Read the full story in Independent: Michael Gove launches searing attack on water company bosses over tax avoidance and executive pay
In an unexpected move for a Conservative Cabinet minister, he named and shamed the chief executives of particular water companies. Gove accused them of funneling their profits to shareholders, while hiding "behind complex financial structures” in off-shore tax havens.
Some companies have been playing the system for the benefit of wealthy managers and owners, at the expense of consumers and the environment.
He went on:
They have shielded themselves from scrutiny, hidden behind complex financial structures, avoided paying taxes, have rewarded the already well-off, kept charges higher than they needed to be and allowed leaks, pollution and other failures to persist for far too long.
Labour, led by Jeremy Corbyn, has been equally scathing of companies involved in privatisation:
The failure of privatisation and outsourcing of public services could not be clearer.
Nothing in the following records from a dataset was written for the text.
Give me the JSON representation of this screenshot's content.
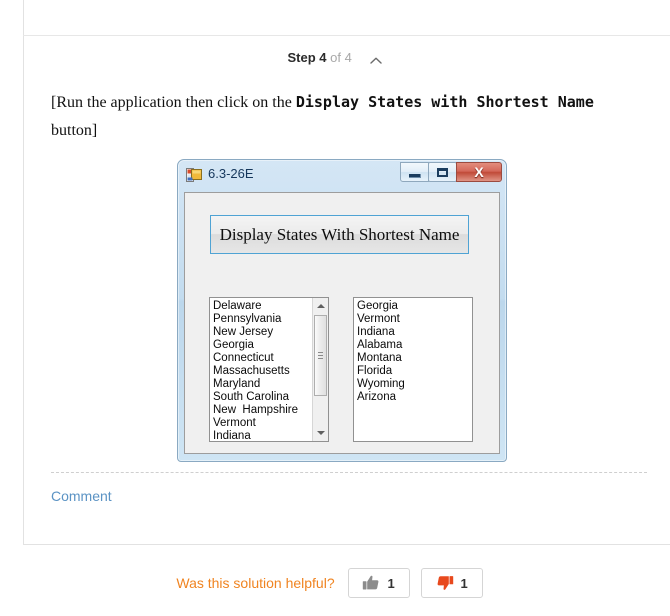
{
  "card": {
    "step": {
      "label": "Step 4",
      "of": "of 4",
      "collapse_icon": "chevron-up-icon"
    },
    "instruction": {
      "prefix": "[Run the application then click on the ",
      "bold_mono": "Display States with Shortest Name",
      "suffix": "button]"
    },
    "comment_link": "Comment"
  },
  "app_window": {
    "title": "6.3-26E",
    "icon": "vb-form-icon",
    "controls": {
      "minimize": "minimize-icon",
      "maximize": "maximize-icon",
      "close": "X"
    },
    "button": {
      "label": "Display States With Shortest Name",
      "border_color": "#4fa3d4"
    },
    "left_listbox": {
      "items": [
        "Delaware",
        "Pennsylvania",
        "New Jersey",
        "Georgia",
        "Connecticut",
        "Massachusetts",
        "Maryland",
        "South Carolina",
        "New  Hampshire",
        "Vermont",
        "Indiana"
      ],
      "has_scrollbar": true
    },
    "right_listbox": {
      "items": [
        "Georgia",
        "Vermont",
        "Indiana",
        "Alabama",
        "Montana",
        "Florida",
        "Wyoming",
        "Arizona"
      ],
      "has_scrollbar": false
    }
  },
  "footer": {
    "question": "Was this solution helpful?",
    "upvote": {
      "icon": "thumbs-up-icon",
      "count": "1",
      "color": "#8c8c8c"
    },
    "downvote": {
      "icon": "thumbs-down-icon",
      "count": "1",
      "color": "#e8491d"
    },
    "accent_color": "#f08421"
  }
}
From Carillion’s collapse and the private sector’s chronic inability to run the East Coast Mainline to the exorbitant costs of PFI and the hopeless inability of G4S even to handle basic security at the London Olympics the same story is repeated again and again; costly, inefficient, secretive.
Unaccountable corporate featherbedding, lubricated by revolving door appointments between Whitehall, Westminster and private boardrooms as service standards and the pay and conditions of public service workers are driven down. This obsessive drive to outsource and privatise has been tried and tested to destruction.
Carillion’s meltdown is a watershed moment. We need to take a new direction with a genuinely mixed economy fit for the 21stcentury that meets the demands of cutting edge technological change. Public services that reflect today’s society and the industries of the future.